* Description of the task: Make an exact copy of all the entries below, with the pictures left out.

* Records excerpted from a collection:
--- START ---

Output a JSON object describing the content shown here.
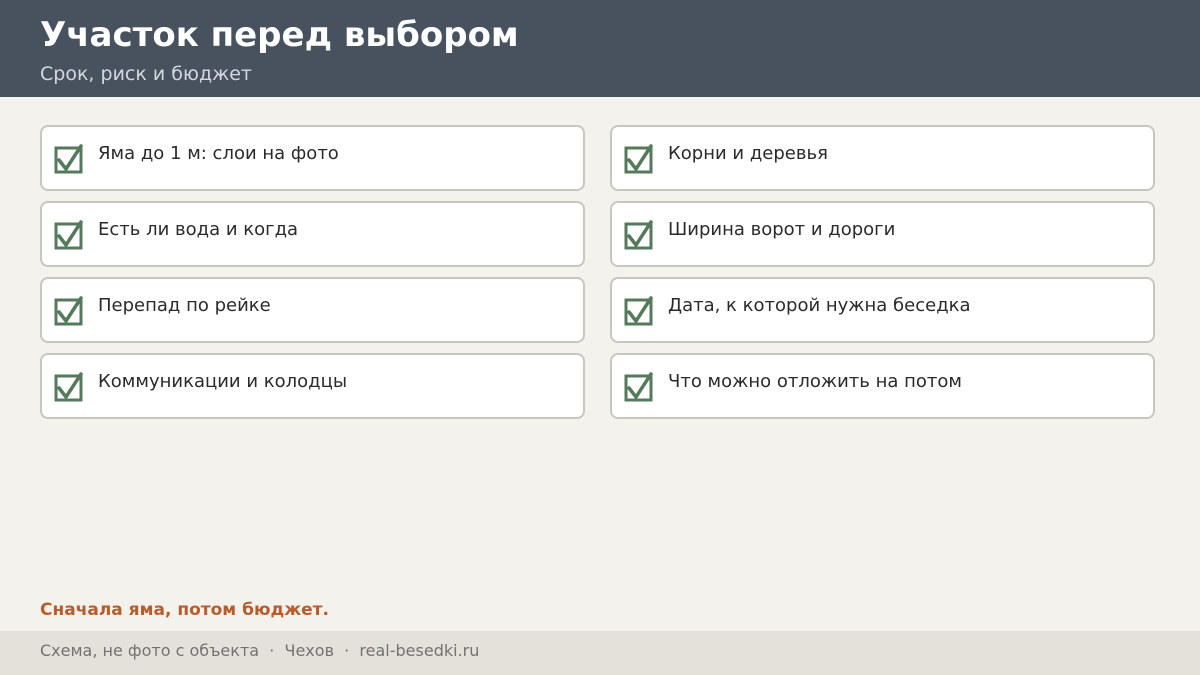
{
  "header": {
    "title": "Участок перед выбором",
    "subtitle": "Срок, риск и бюджет"
  },
  "checklist": {
    "left": [
      {
        "label": "Яма до 1 м: слои на фото",
        "icon": "checkbox-checked-icon"
      },
      {
        "label": "Есть ли вода и когда",
        "icon": "checkbox-checked-icon"
      },
      {
        "label": "Перепад по рейке",
        "icon": "checkbox-checked-icon"
      },
      {
        "label": "Коммуникации и колодцы",
        "icon": "checkbox-checked-icon"
      }
    ],
    "right": [
      {
        "label": "Корни и деревья",
        "icon": "checkbox-checked-icon"
      },
      {
        "label": "Ширина ворот и дороги",
        "icon": "checkbox-checked-icon"
      },
      {
        "label": "Дата, к которой нужна беседка",
        "icon": "checkbox-checked-icon"
      },
      {
        "label": "Что можно отложить на потом",
        "icon": "checkbox-checked-icon"
      }
    ]
  },
  "callout": "Сначала яма, потом бюджет.",
  "footer": {
    "text": "Схема, не фото с объекта  ·  Чехов  ·  real-besedki.ru"
  },
  "colors": {
    "header_bg": "#48525e",
    "page_bg": "#f4f2ed",
    "check_green": "#557a5b",
    "accent_orange": "#b85c2b",
    "footer_bg": "#e4e1da"
  }
}
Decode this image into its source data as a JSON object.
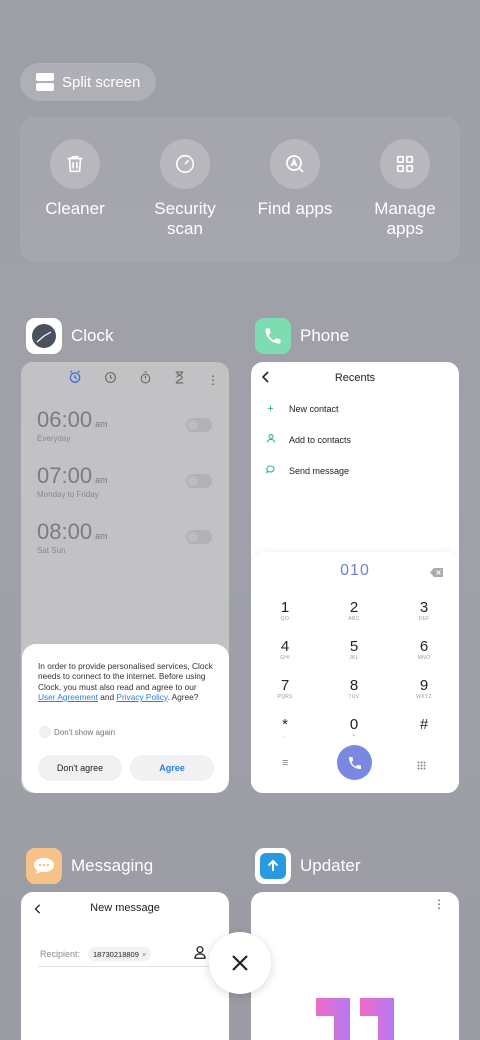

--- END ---

* Output below:
Output a JSON object describing the content shown here.
{
  "header": {
    "title": "Участок перед выбором",
    "subtitle": "Срок, риск и бюджет"
  },
  "checklist": {
    "left": [
      {
        "label": "Яма до 1 м: слои на фото",
        "icon": "checkbox-checked-icon"
      },
      {
        "label": "Есть ли вода и когда",
        "icon": "checkbox-checked-icon"
      },
      {
        "label": "Перепад по рейке",
        "icon": "checkbox-checked-icon"
      },
      {
        "label": "Коммуникации и колодцы",
        "icon": "checkbox-checked-icon"
      }
    ],
    "right": [
      {
        "label": "Корни и деревья",
        "icon": "checkbox-checked-icon"
      },
      {
        "label": "Ширина ворот и дороги",
        "icon": "checkbox-checked-icon"
      },
      {
        "label": "Дата, к которой нужна беседка",
        "icon": "checkbox-checked-icon"
      },
      {
        "label": "Что можно отложить на потом",
        "icon": "checkbox-checked-icon"
      }
    ]
  },
  "callout": "Сначала яма, потом бюджет.",
  "footer": {
    "text": "Схема, не фото с объекта  ·  Чехов  ·  real-besedki.ru"
  },
  "colors": {
    "header_bg": "#48525e",
    "page_bg": "#f4f2ed",
    "check_green": "#557a5b",
    "accent_orange": "#b85c2b",
    "footer_bg": "#e4e1da"
  }
}
Decode this image into its source data as a JSON object.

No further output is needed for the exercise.